My relationship with zombies is conflicted. I find the whole zombie genre fascinating, but also too scary to indulge in very often. I never could watch The Walking Dead. But Kingdom, the new South Korean series streaming on Netflix, definitely has my attention.
Set in Joseon Korea sometime in the later Middle Ages, Kingdom is as much a sweeping historical costume drama as a horror series. The zombies here are called simply “monsters”, and despite the medieval setting they are approached with scientific rigor. The reason they exist is known. Their capabilities are being observed and noted. Variations in how the infection is transmitted are recognized. And the race is on to find the cure before they overwhelm the nation.

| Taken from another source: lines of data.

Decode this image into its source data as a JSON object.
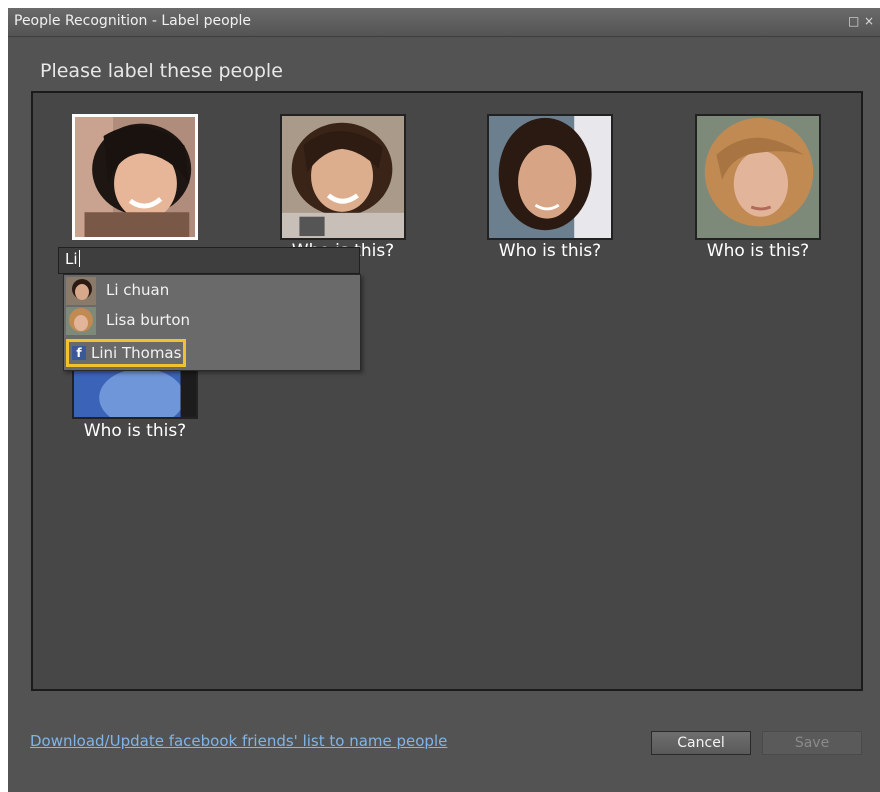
{
  "window": {
    "title": "People Recognition - Label people",
    "maximize_icon": "□",
    "close_icon": "×"
  },
  "heading": "Please label these people",
  "faces": [
    {
      "caption": "Who is this?",
      "selected": true
    },
    {
      "caption": "Who is this?"
    },
    {
      "caption": "Who is this?"
    },
    {
      "caption": "Who is this?"
    },
    {
      "caption": "Who is this?"
    }
  ],
  "name_input": {
    "value": "Li"
  },
  "suggestions": [
    {
      "label": "Li chuan",
      "icon": "person-thumbnail"
    },
    {
      "label": "Lisa burton",
      "icon": "person-thumbnail"
    },
    {
      "label": "Lini Thomas",
      "icon": "facebook-icon",
      "highlighted": true
    }
  ],
  "facebook_link": "Download/Update facebook friends' list to name people",
  "buttons": {
    "cancel": "Cancel",
    "save": "Save"
  },
  "colors": {
    "highlight": "#f2c12e",
    "link": "#7fb5e8",
    "facebook": "#3b5998"
  }
}
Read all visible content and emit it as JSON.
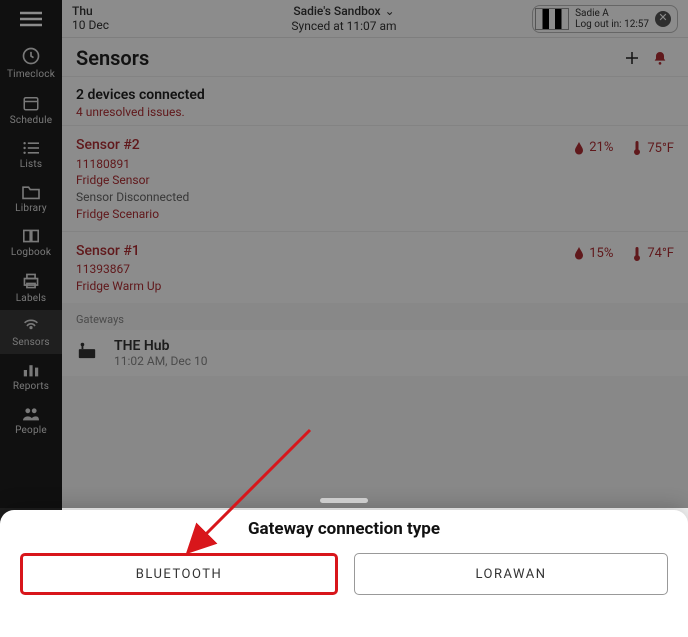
{
  "header": {
    "day": "Thu",
    "date": "10 Dec",
    "location": "Sadie's Sandbox",
    "synced": "Synced at 11:07 am",
    "user_name": "Sadie A",
    "logout": "Log out in: 12:57"
  },
  "page": {
    "title": "Sensors",
    "devices_connected": "2 devices connected",
    "issues": "4 unresolved issues.",
    "gateways_label": "Gateways"
  },
  "sidebar": {
    "items": [
      {
        "label": "Timeclock"
      },
      {
        "label": "Schedule"
      },
      {
        "label": "Lists"
      },
      {
        "label": "Library"
      },
      {
        "label": "Logbook"
      },
      {
        "label": "Labels"
      },
      {
        "label": "Sensors"
      },
      {
        "label": "Reports"
      },
      {
        "label": "People"
      }
    ]
  },
  "sensors": [
    {
      "name": "Sensor #2",
      "id": "11180891",
      "type": "Fridge Sensor",
      "disconnected": "Sensor Disconnected",
      "scenario": "Fridge Scenario",
      "humidity": "21%",
      "temp": "75°F"
    },
    {
      "name": "Sensor #1",
      "id": "11393867",
      "type": "Fridge Warm Up",
      "humidity": "15%",
      "temp": "74°F"
    }
  ],
  "gateway": {
    "name": "THE Hub",
    "time": "11:02 AM, Dec 10"
  },
  "sheet": {
    "title": "Gateway connection type",
    "option_bluetooth": "BLUETOOTH",
    "option_lorawan": "LORAWAN"
  }
}
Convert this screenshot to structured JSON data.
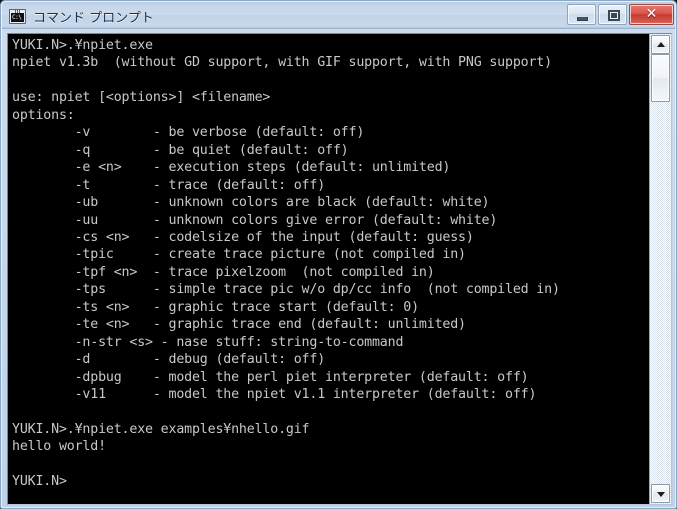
{
  "window": {
    "title": "コマンド プロンプト",
    "icon": "console-icon",
    "icon_text": "C:\\",
    "controls": {
      "minimize_label": "",
      "maximize_label": "",
      "close_label": "✕"
    }
  },
  "console": {
    "background_color": "#000000",
    "text_color": "#c8c8c8",
    "prompt": "YUKI.N>",
    "lines": [
      "YUKI.N>.¥npiet.exe",
      "npiet v1.3b  (without GD support, with GIF support, with PNG support)",
      "",
      "use: npiet [<options>] <filename>",
      "options:",
      "        -v        - be verbose (default: off)",
      "        -q        - be quiet (default: off)",
      "        -e <n>    - execution steps (default: unlimited)",
      "        -t        - trace (default: off)",
      "        -ub       - unknown colors are black (default: white)",
      "        -uu       - unknown colors give error (default: white)",
      "        -cs <n>   - codelsize of the input (default: guess)",
      "        -tpic     - create trace picture (not compiled in)",
      "        -tpf <n>  - trace pixelzoom  (not compiled in)",
      "        -tps      - simple trace pic w/o dp/cc info  (not compiled in)",
      "        -ts <n>   - graphic trace start (default: 0)",
      "        -te <n>   - graphic trace end (default: unlimited)",
      "        -n-str <s> - nase stuff: string-to-command",
      "        -d        - debug (default: off)",
      "        -dpbug    - model the perl piet interpreter (default: off)",
      "        -v11      - model the npiet v1.1 interpreter (default: off)",
      "",
      "YUKI.N>.¥npiet.exe examples¥nhello.gif",
      "hello world!",
      "",
      "YUKI.N>"
    ]
  },
  "scrollbar": {
    "up_arrow": "▲",
    "down_arrow": "▼"
  }
}
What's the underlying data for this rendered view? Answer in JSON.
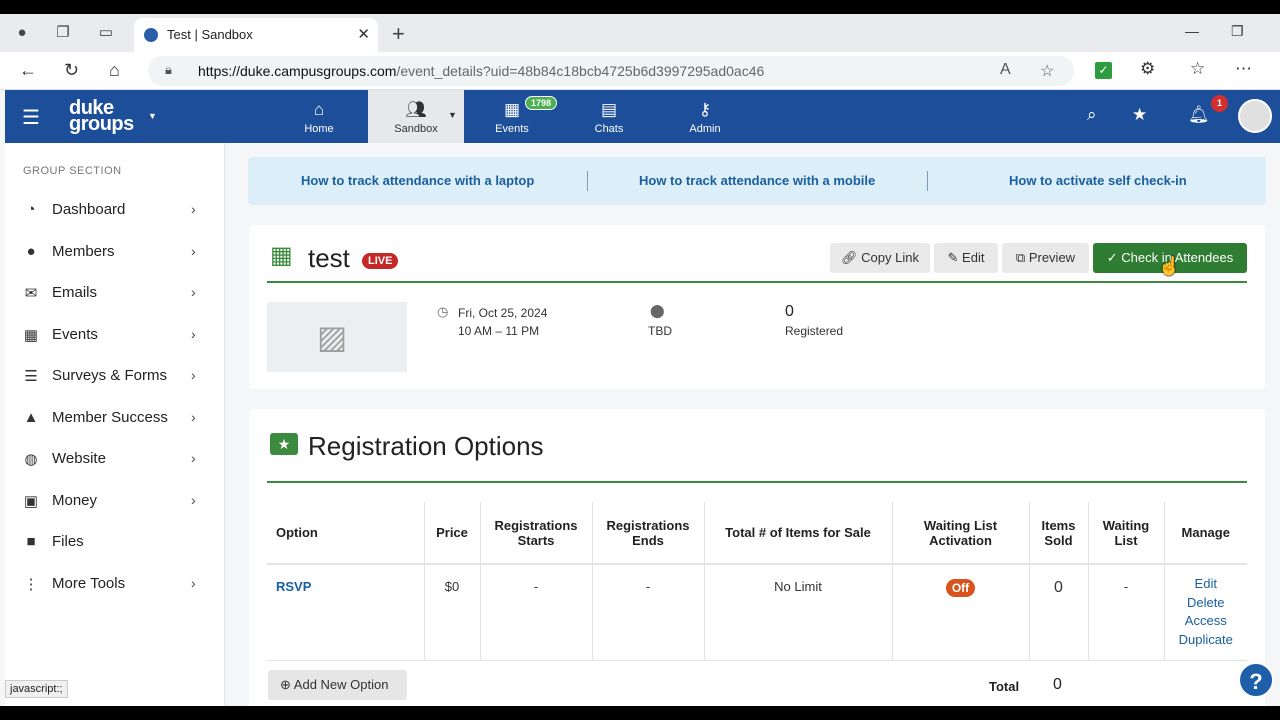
{
  "browser": {
    "tab_title": "Test | Sandbox",
    "url_domain": "https://duke.campusgroups.com",
    "url_path": "/event_details?uid=48b84c18bcb4725b6d3997295ad0ac46",
    "status_text": "javascript:;"
  },
  "header": {
    "logo_line1": "duke",
    "logo_line2": "groups",
    "nav": [
      {
        "label": "Home",
        "icon": "home-icon"
      },
      {
        "label": "Sandbox",
        "icon": "group-icon"
      },
      {
        "label": "Events",
        "icon": "calendar-icon",
        "badge": "1798"
      },
      {
        "label": "Chats",
        "icon": "chat-icon"
      },
      {
        "label": "Admin",
        "icon": "key-icon"
      }
    ],
    "notifications_badge": "1"
  },
  "sidebar": {
    "heading": "GROUP SECTION",
    "items": [
      {
        "label": "Dashboard",
        "icon": "dashboard-icon"
      },
      {
        "label": "Members",
        "icon": "person-icon"
      },
      {
        "label": "Emails",
        "icon": "mail-icon"
      },
      {
        "label": "Events",
        "icon": "calendar-icon"
      },
      {
        "label": "Surveys & Forms",
        "icon": "list-icon"
      },
      {
        "label": "Member Success",
        "icon": "graduation-cap-icon"
      },
      {
        "label": "Website",
        "icon": "globe-icon"
      },
      {
        "label": "Money",
        "icon": "money-icon"
      },
      {
        "label": "Files",
        "icon": "folder-icon"
      },
      {
        "label": "More Tools",
        "icon": "more-vertical-icon"
      }
    ]
  },
  "help_links": [
    "How to track attendance with a laptop",
    "How to track attendance with a mobile",
    "How to activate self check-in"
  ],
  "event": {
    "title": "test",
    "status": "LIVE",
    "buttons": {
      "copy_link": "Copy Link",
      "edit": "Edit",
      "preview": "Preview",
      "check_in": "Check in Attendees"
    },
    "date": "Fri, Oct 25, 2024",
    "time": "10 AM – 11 PM",
    "location": "TBD",
    "registered_count": "0",
    "registered_label": "Registered"
  },
  "registration": {
    "title": "Registration Options",
    "columns": [
      "Option",
      "Price",
      "Registrations Starts",
      "Registrations Ends",
      "Total # of Items for Sale",
      "Waiting List Activation",
      "Items Sold",
      "Waiting List",
      "Manage"
    ],
    "row": {
      "option": "RSVP",
      "price": "$0",
      "starts": "-",
      "ends": "-",
      "items_for_sale": "No Limit",
      "waiting_list_activation": "Off",
      "items_sold": "0",
      "waiting_list": "-",
      "manage": [
        "Edit",
        "Delete",
        "Access",
        "Duplicate"
      ]
    },
    "add_option": "Add New Option",
    "total_label": "Total",
    "total_value": "0"
  },
  "help_button": "?"
}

Giving a new twist to the old saw “a fish rots from the head down”, Kingdom’s threat begins at the top with a weak king and a treacherous minister willing to use unnatural tactics to gain power. The first words spoken in the series are “You must never look inside His Majesty’s bedchamber,” and they serve as a warning of both the political consequences and the supernatural danger involved in disobeying. But what is inside soon escapes.
As so often happens, the poor bear the brunt of the suffering that follows. Starved by war and heavy taxation, the peasantry have resorted to cannibalism to simply survive– an act of desperation that allows a new disease to spread with terrifying speed. The noble classes think they can outrun the disease, or wall it away.
We all know how that goes.
Kingdom is beautifully shot, with dramatic lighting and fierce action, serene architecture and monumental landscapes. It’s plot is elaborate, full of court intrigue, dynastic jockeying, and the scars of a recent war. The characters are well-acted and of all the familiar types, with a brave prince, a scheming nobleman, a loyal warrior, a smart and plucky woman, and a mysterious man drawn into the fray. And, of course, ravenous zombies. It is compelling stuff.
Kingdom’s first season ends, expectedly, in a cliffhanger. Season two is already in production. As long as the zombies don’t get too rotten, I’m ready.